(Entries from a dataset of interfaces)
◆ ◆ ◆ ◆
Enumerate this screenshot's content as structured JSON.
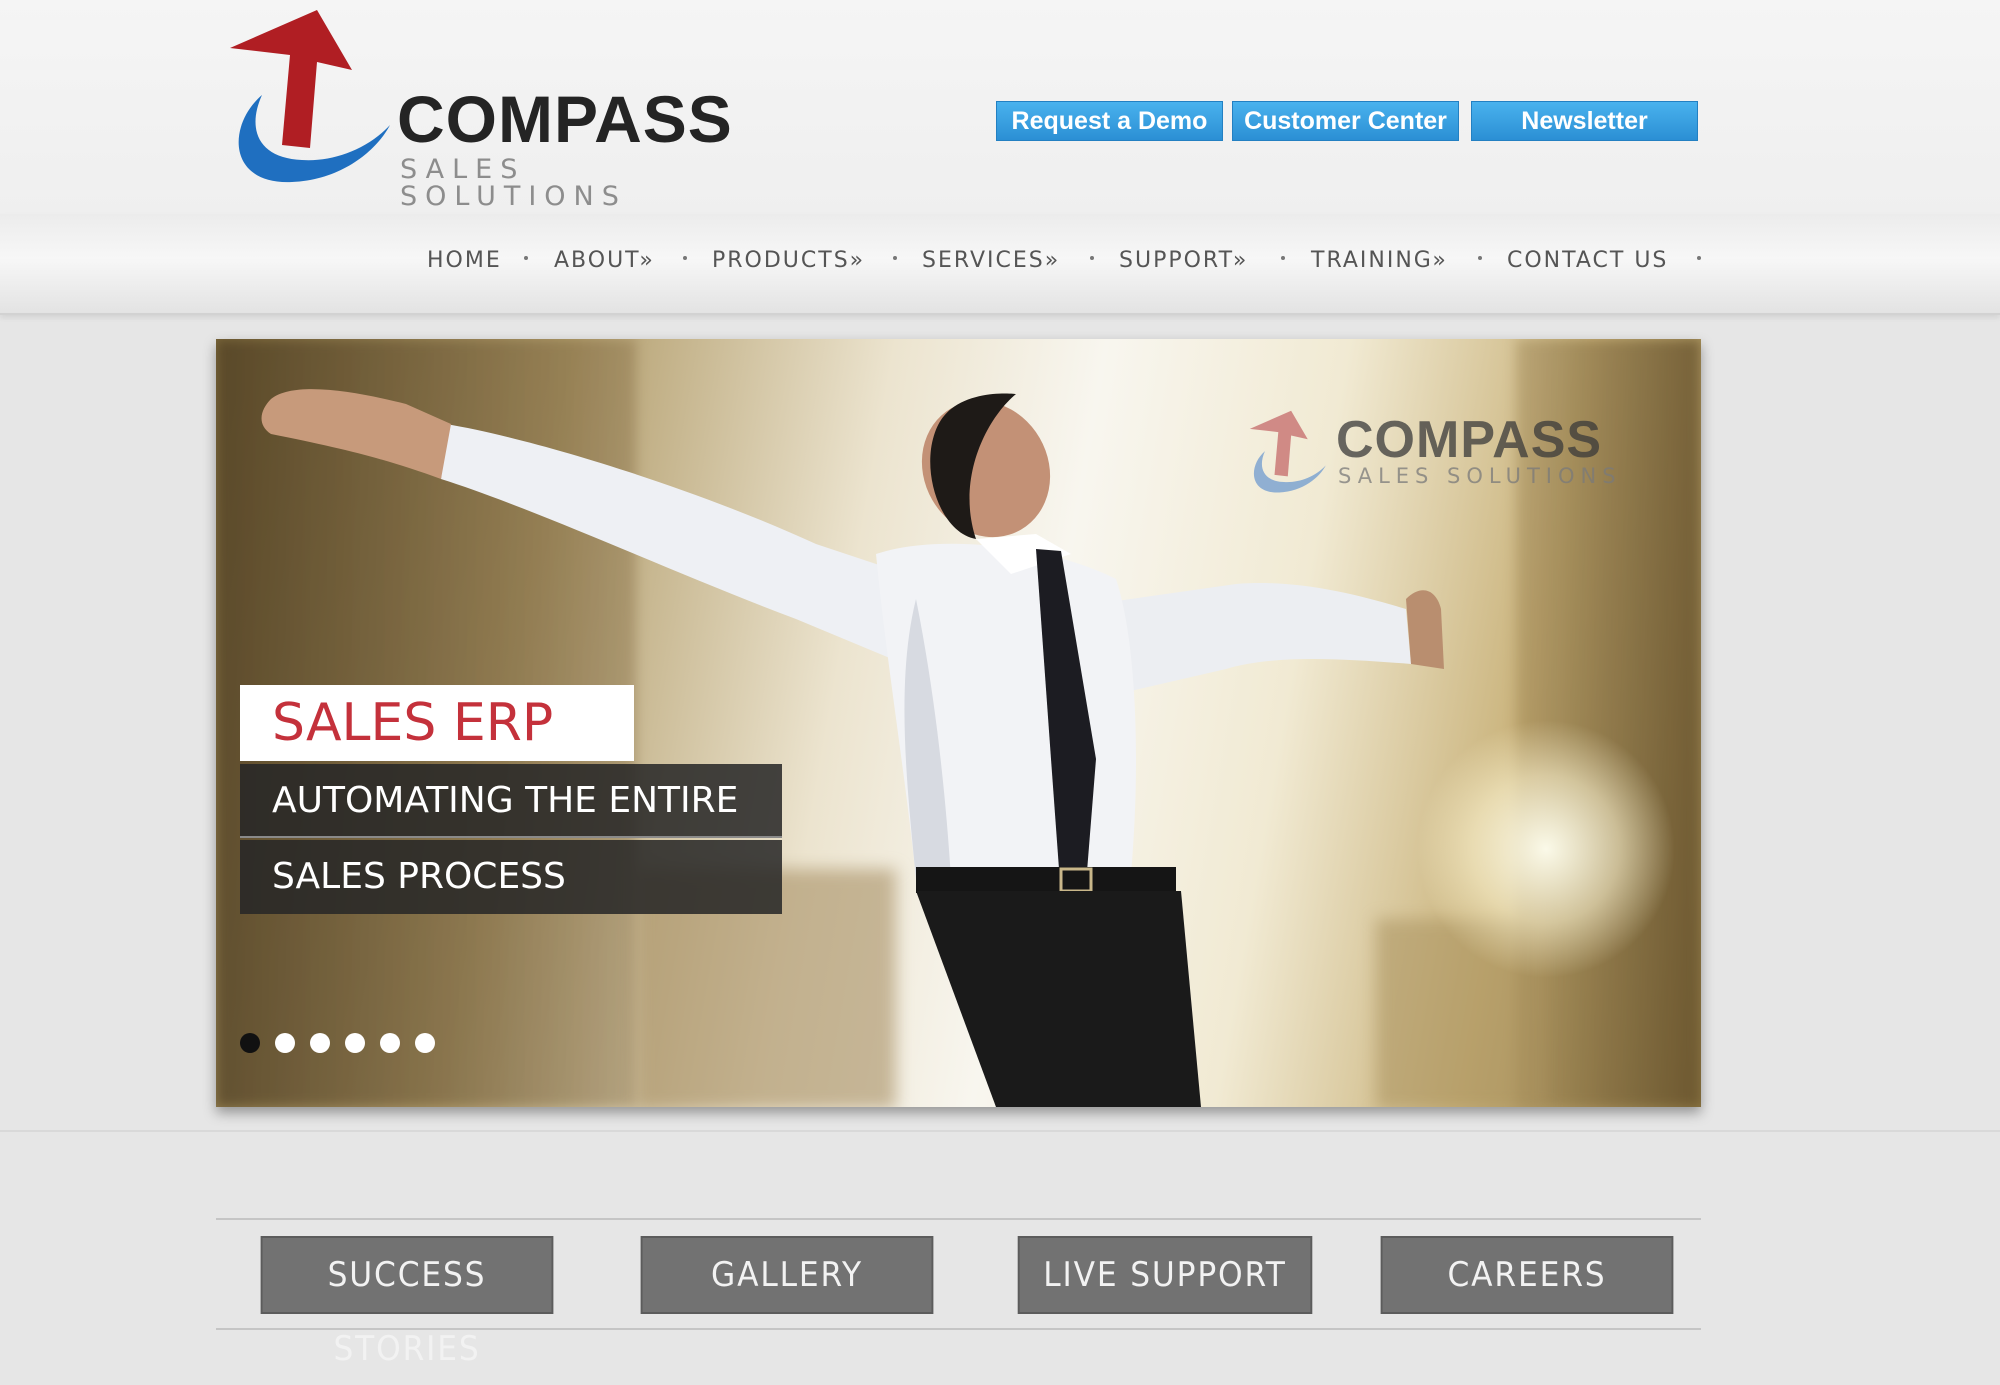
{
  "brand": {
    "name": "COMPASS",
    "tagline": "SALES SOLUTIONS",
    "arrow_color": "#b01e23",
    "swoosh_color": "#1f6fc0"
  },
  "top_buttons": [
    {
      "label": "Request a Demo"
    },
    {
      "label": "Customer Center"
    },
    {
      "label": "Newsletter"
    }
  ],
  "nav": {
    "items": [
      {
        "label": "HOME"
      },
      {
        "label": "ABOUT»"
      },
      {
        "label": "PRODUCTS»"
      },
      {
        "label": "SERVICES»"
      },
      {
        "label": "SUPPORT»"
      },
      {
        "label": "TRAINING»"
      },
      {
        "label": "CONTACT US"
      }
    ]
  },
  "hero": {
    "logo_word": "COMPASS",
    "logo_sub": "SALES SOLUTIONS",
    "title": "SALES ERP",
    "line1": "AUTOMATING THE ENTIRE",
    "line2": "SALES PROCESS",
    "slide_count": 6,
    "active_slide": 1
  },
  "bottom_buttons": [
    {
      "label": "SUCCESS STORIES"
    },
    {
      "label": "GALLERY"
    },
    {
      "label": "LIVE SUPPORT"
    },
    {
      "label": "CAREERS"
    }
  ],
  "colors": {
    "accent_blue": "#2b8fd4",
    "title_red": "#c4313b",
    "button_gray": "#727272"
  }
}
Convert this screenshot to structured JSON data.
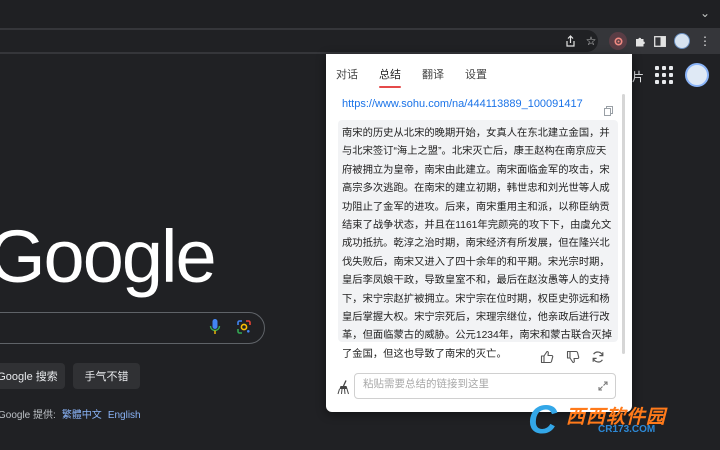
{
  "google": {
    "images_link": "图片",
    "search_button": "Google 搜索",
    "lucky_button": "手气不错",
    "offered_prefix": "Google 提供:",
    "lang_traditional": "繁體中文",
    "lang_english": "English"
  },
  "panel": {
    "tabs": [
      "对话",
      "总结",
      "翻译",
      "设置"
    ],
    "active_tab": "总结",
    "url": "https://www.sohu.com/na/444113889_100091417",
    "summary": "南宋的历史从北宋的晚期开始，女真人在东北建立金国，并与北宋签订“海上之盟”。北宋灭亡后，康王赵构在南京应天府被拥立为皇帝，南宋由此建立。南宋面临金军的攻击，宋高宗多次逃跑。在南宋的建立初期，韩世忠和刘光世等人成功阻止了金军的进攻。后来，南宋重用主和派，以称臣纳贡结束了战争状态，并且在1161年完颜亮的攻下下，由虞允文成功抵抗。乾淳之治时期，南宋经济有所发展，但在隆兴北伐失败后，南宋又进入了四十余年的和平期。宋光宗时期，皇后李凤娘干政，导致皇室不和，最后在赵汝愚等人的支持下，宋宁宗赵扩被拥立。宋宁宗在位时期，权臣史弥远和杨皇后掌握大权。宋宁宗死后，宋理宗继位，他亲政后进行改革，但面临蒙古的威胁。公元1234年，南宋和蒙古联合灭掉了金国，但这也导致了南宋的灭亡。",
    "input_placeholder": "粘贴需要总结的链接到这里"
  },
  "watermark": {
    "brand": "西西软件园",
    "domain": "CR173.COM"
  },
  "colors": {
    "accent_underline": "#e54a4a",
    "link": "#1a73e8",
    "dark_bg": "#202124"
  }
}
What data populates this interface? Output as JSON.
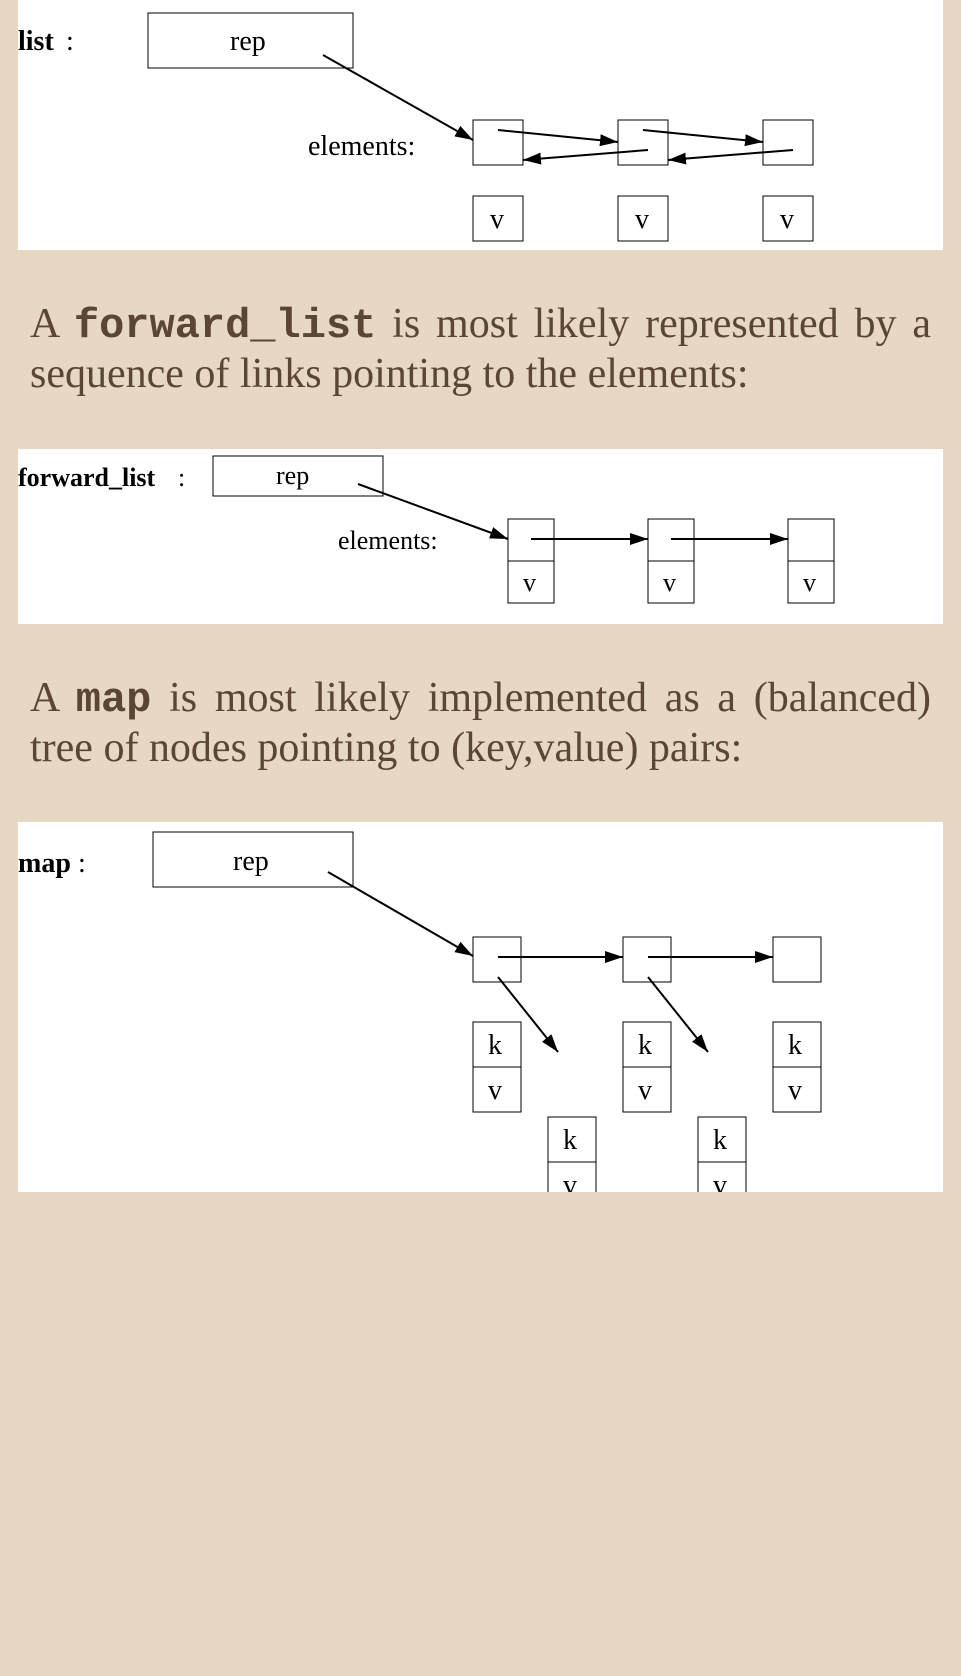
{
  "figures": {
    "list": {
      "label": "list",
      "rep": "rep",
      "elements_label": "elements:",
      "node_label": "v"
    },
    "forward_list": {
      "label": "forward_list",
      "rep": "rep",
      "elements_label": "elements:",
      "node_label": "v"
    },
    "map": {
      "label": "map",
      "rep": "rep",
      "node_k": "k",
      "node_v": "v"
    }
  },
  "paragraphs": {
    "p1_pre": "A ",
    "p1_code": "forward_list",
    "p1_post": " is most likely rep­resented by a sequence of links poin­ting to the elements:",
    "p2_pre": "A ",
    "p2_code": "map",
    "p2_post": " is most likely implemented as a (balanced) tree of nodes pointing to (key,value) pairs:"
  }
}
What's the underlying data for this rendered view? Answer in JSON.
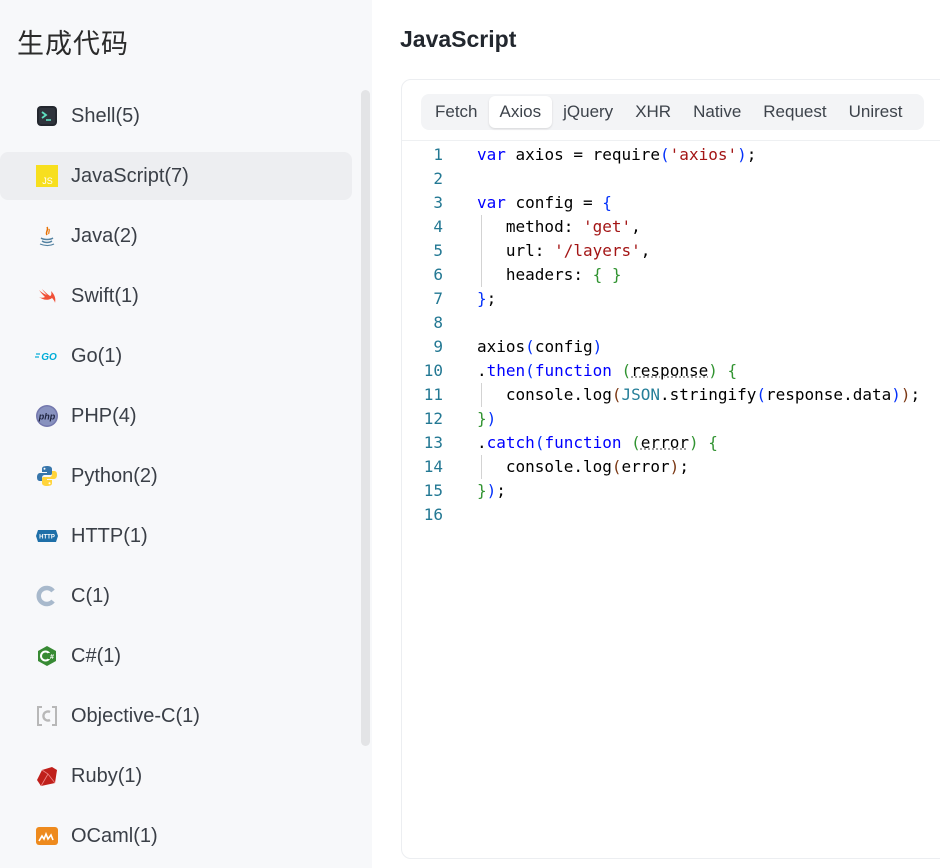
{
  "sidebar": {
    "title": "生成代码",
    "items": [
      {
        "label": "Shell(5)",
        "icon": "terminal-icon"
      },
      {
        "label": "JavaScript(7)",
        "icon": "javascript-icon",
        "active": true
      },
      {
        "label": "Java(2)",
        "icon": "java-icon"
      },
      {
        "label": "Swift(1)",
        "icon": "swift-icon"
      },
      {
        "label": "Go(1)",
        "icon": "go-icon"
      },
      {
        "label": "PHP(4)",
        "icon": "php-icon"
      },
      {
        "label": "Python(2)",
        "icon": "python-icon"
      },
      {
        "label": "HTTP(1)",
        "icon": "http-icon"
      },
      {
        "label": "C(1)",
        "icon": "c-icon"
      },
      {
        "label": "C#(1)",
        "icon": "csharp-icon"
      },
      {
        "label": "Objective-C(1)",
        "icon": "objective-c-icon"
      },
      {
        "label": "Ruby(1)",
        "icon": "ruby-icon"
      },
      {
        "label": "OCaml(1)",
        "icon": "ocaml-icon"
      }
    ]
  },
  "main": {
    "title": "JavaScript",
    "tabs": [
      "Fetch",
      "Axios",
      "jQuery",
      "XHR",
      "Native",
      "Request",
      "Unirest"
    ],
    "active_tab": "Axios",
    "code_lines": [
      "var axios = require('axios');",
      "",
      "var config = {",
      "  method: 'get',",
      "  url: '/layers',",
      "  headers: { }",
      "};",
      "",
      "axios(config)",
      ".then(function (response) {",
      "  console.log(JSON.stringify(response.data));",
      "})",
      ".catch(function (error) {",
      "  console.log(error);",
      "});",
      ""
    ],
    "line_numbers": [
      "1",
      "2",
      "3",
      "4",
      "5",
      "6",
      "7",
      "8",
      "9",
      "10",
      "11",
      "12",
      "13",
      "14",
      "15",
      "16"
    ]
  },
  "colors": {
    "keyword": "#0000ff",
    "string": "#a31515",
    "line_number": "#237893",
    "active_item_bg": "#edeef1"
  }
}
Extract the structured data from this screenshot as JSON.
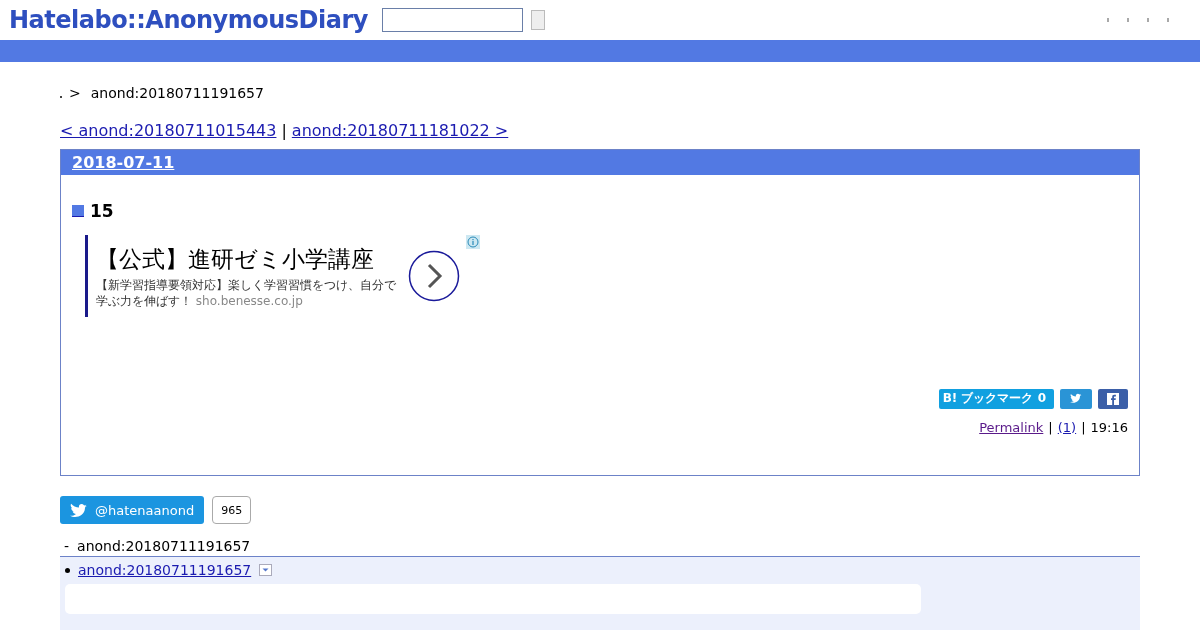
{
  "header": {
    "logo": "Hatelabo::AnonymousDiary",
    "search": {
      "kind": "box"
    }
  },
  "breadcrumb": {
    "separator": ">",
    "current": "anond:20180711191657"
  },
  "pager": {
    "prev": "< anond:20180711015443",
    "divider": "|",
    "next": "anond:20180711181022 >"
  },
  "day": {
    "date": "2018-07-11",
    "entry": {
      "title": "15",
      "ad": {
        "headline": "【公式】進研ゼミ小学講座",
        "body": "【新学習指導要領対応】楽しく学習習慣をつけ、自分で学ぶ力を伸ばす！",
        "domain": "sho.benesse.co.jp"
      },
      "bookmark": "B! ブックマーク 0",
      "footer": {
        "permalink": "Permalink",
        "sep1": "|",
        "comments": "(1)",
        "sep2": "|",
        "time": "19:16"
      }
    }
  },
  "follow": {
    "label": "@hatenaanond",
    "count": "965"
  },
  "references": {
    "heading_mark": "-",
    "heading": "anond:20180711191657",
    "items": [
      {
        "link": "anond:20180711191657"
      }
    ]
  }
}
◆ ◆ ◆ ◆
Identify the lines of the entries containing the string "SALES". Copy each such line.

    "tagline": "SALES SOLUTIONS",
    "logo_sub": "SALES SOLUTIONS",
    "title": "SALES ERP",
    "line2": "SALES PROCESS",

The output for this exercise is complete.